**What is expected**
Every line with "show" in it should be copied from the data.

(Website and app data records)
# # # # #
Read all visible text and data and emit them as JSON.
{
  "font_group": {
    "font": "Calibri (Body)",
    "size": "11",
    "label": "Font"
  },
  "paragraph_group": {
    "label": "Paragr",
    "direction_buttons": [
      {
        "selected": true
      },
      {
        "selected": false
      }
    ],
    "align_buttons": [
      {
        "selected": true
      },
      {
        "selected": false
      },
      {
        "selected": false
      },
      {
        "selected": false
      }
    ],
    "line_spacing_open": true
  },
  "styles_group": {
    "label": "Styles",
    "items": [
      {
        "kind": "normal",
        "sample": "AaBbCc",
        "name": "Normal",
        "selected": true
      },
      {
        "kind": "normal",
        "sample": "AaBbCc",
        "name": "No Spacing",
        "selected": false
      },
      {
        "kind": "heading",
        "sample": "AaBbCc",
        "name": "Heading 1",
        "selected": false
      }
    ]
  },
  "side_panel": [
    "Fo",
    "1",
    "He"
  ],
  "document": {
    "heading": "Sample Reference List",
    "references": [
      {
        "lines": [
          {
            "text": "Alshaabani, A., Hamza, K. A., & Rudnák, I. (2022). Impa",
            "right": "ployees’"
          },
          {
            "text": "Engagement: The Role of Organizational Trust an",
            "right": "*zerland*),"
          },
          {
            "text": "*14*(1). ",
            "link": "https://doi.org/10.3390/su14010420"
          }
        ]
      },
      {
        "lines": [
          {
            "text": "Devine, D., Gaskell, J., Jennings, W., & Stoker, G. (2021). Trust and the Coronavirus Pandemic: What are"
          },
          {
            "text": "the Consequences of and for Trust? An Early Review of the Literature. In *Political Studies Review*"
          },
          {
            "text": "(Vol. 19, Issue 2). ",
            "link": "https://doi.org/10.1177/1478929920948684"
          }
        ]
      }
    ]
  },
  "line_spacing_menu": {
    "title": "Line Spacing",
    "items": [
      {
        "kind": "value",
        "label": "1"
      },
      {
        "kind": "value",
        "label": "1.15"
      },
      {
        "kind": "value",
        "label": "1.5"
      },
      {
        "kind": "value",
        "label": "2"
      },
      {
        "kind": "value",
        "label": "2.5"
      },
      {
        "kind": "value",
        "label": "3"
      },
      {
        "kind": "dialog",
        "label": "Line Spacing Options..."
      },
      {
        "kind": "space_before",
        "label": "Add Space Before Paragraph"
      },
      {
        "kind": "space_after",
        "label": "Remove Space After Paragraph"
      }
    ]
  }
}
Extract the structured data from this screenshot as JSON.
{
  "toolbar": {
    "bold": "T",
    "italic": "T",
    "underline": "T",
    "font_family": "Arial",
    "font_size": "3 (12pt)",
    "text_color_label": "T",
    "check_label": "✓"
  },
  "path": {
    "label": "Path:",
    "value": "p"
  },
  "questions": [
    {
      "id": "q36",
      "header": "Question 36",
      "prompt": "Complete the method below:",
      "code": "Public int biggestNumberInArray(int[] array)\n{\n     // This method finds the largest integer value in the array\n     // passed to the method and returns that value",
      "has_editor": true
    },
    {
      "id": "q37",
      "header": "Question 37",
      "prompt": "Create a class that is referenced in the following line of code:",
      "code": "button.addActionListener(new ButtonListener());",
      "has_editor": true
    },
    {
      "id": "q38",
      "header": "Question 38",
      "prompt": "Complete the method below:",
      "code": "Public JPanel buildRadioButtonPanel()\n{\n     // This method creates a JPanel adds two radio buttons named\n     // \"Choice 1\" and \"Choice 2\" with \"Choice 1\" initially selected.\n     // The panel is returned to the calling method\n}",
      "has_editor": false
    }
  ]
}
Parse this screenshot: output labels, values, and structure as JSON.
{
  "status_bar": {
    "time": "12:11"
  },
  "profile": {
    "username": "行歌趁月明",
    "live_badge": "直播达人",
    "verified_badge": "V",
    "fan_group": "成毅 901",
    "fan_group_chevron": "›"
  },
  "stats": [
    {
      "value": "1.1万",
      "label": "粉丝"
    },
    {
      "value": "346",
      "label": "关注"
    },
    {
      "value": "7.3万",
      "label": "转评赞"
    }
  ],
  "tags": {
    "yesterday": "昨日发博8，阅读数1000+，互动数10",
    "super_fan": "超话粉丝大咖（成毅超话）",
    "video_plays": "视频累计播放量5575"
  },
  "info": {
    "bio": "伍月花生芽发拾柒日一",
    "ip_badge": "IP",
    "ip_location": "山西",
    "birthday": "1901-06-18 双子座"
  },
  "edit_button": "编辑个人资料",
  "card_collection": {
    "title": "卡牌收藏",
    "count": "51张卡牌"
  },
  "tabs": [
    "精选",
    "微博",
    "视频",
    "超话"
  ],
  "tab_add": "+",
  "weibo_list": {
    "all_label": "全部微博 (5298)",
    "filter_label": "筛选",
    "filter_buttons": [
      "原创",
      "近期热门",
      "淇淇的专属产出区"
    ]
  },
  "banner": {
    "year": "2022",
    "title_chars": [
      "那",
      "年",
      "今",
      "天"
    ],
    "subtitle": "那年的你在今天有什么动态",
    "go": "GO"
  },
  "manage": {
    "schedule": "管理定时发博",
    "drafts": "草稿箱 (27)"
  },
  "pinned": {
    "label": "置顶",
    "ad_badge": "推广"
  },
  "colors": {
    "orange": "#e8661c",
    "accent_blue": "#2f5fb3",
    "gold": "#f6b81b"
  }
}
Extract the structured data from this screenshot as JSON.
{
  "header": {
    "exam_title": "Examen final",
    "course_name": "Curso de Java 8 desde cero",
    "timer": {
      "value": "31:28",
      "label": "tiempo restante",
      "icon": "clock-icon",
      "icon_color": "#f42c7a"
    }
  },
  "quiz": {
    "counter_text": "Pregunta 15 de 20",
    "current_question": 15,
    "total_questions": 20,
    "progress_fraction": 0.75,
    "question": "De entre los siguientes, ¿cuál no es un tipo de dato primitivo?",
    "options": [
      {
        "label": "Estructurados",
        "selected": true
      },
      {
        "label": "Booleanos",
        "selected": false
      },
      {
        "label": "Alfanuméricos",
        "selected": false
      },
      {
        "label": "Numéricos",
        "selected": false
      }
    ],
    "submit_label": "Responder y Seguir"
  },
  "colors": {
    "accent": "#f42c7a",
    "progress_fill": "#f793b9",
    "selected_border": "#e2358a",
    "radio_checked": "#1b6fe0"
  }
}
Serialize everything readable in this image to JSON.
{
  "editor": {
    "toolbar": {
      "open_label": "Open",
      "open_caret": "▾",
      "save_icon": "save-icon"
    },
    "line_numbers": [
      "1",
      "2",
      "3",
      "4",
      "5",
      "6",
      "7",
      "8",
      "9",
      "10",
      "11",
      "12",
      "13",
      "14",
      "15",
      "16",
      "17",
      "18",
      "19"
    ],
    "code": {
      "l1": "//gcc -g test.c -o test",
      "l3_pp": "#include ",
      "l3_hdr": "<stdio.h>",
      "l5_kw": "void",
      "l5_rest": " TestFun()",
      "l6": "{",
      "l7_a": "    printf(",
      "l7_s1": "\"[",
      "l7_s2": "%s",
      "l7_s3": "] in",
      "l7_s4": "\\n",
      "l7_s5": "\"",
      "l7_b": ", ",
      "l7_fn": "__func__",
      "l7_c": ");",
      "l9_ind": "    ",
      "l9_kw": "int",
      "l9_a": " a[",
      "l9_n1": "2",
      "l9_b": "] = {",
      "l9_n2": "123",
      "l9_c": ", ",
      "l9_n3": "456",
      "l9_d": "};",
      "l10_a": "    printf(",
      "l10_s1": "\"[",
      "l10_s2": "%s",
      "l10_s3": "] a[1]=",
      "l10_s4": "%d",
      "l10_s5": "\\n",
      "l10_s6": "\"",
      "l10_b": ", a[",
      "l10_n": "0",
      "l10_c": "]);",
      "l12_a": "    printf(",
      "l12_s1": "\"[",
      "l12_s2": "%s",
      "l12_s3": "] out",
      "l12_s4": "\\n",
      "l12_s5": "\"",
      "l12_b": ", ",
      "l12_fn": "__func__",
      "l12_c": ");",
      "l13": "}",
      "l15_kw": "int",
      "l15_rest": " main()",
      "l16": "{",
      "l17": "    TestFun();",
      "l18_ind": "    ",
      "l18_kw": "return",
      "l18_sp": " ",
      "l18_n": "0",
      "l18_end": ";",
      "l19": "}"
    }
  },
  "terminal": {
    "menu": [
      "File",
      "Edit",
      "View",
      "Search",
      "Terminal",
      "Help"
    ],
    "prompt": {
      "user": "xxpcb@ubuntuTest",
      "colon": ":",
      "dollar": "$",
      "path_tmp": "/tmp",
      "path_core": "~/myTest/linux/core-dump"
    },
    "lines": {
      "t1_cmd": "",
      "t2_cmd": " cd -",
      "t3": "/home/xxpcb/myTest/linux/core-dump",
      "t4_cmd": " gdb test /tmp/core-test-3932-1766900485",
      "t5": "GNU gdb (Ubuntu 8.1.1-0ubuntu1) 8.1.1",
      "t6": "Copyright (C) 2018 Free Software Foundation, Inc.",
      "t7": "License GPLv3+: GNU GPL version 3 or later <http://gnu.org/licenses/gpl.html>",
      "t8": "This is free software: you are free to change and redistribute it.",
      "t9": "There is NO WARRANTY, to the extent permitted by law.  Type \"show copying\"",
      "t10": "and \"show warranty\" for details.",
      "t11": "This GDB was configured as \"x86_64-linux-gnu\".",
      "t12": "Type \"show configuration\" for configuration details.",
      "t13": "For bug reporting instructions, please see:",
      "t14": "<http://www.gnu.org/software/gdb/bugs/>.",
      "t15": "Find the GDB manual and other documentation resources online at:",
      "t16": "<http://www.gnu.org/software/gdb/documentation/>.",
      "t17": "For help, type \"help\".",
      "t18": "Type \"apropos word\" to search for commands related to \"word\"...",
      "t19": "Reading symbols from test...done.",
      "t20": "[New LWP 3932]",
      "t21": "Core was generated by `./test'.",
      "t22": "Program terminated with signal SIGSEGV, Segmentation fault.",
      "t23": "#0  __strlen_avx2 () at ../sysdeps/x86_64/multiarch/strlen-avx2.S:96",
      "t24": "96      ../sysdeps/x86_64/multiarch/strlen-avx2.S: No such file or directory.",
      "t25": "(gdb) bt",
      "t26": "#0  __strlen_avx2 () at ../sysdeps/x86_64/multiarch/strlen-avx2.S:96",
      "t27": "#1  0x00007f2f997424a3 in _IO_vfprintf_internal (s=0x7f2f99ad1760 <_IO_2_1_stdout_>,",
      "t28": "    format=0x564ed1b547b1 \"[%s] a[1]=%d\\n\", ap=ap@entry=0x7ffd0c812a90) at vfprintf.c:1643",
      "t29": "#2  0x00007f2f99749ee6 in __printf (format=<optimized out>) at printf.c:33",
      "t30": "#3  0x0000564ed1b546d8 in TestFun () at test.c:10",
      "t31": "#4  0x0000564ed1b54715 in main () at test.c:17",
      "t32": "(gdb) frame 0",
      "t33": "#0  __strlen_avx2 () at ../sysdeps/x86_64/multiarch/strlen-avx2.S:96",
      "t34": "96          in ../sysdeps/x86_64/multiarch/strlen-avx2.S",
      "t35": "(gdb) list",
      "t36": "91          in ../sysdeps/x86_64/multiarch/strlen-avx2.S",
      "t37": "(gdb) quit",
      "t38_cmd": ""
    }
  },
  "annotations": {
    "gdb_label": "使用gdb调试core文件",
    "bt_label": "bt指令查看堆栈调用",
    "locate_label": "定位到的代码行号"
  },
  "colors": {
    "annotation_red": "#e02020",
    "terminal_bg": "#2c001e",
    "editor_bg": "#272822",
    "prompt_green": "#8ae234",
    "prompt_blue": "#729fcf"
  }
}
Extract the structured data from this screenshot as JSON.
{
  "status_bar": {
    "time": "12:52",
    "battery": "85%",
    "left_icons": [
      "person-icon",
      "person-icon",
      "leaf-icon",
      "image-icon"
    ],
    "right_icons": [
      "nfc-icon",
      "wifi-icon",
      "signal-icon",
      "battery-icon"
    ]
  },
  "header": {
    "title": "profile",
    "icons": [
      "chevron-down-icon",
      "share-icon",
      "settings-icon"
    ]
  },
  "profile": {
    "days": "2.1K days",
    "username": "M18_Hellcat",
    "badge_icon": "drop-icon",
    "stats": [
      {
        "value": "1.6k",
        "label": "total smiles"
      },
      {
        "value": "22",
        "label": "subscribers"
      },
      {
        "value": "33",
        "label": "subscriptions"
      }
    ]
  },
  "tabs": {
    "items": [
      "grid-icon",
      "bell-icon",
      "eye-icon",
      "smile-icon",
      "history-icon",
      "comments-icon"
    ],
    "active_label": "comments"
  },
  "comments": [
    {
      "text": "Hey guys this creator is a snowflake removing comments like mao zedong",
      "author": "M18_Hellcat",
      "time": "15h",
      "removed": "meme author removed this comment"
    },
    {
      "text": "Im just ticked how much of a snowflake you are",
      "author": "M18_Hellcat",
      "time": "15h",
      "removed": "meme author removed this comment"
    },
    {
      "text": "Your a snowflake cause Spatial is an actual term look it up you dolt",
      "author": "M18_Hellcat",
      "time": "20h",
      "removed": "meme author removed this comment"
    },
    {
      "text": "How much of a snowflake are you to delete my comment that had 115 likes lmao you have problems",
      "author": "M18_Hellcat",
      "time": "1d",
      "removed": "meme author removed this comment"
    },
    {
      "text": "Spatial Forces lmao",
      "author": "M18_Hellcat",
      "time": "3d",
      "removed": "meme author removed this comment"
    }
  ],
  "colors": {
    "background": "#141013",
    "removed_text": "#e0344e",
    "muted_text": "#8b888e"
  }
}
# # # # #
**Solution below**
      "t9": "There is NO WARRANTY, to the extent permitted by law.  Type \"show copying\"",
      "t10": "and \"show warranty\" for details.",
      "t12": "Type \"show configuration\" for configuration details.",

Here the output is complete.